It must be admitted that the universe presents the "peak of indigestibility" for fiction writing in the whole field of our experience. For what can you do as an author with the central subjects of cosmology—with the singularities? A singularity is a place that exists in the continuum just as a stone exists here; but there our whole physics goes to pieces. The desperate struggles of the theoreticians, going on for several years now, have only the purpose to postpone this end of physics, its collapse, by yet one more theory. In fiction, however, things like that cannot be domesticated. What heroic characters, what plot can there be where no body, however strong or hard, could exist longer than a few fractions of second? The space surrounding a neutron star cannot be passed closely in a spaceship even at parabolic velocity because the gravity gradients in the human body increase without a chance that they might be stopped or screened, and human beings explode until only a red puddle is left, just like a heavenly body that is torn apart from tidal forces when passing through the Roche limit. Is there therefore no way out of this fatal dilemma: that one must either be silent about the cosmos or be forced to distort it? Cosmology shows us a way out.

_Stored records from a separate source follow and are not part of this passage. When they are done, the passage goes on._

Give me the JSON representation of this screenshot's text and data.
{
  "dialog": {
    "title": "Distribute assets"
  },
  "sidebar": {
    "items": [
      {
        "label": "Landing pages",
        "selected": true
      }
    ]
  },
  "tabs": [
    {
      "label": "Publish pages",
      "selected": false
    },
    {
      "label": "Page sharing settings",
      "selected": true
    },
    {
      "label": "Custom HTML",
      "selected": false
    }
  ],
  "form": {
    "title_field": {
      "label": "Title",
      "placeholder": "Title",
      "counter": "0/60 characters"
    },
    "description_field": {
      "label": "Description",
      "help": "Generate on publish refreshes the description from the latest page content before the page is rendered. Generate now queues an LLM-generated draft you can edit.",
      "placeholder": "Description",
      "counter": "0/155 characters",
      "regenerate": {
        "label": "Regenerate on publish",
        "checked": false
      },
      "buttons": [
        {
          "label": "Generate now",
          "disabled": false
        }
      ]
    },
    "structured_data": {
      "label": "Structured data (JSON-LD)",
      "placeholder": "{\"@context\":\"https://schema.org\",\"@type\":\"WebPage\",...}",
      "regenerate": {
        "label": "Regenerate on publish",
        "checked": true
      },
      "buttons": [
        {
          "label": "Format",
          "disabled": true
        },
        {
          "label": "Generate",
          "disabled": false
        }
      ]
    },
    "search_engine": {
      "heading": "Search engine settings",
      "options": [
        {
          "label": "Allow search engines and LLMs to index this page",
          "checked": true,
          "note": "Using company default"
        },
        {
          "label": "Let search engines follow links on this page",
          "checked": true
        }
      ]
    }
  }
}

Just as one may look at the knowledge of yesterday as a fantastic speculation—as I said about the famous work of Eddington—so one may imagine a cosmogony of tomorrow, dissimilar to the current one, but nevertheless understandable, for cosmic processes are accessible to us to the degree that they can be focused by reason. But nothing is today so much held in contempt in SF as reason. In this regard a total harmony unites the authors with the readers. Obscenity is no longer indecent—the intellectual has taken its place in the pillory. SF fans should be discouraged from perusing Cosmology Now, unless they are willing to free their imagination from its imprisonment to discover in the brightness of real suns the true face of nature.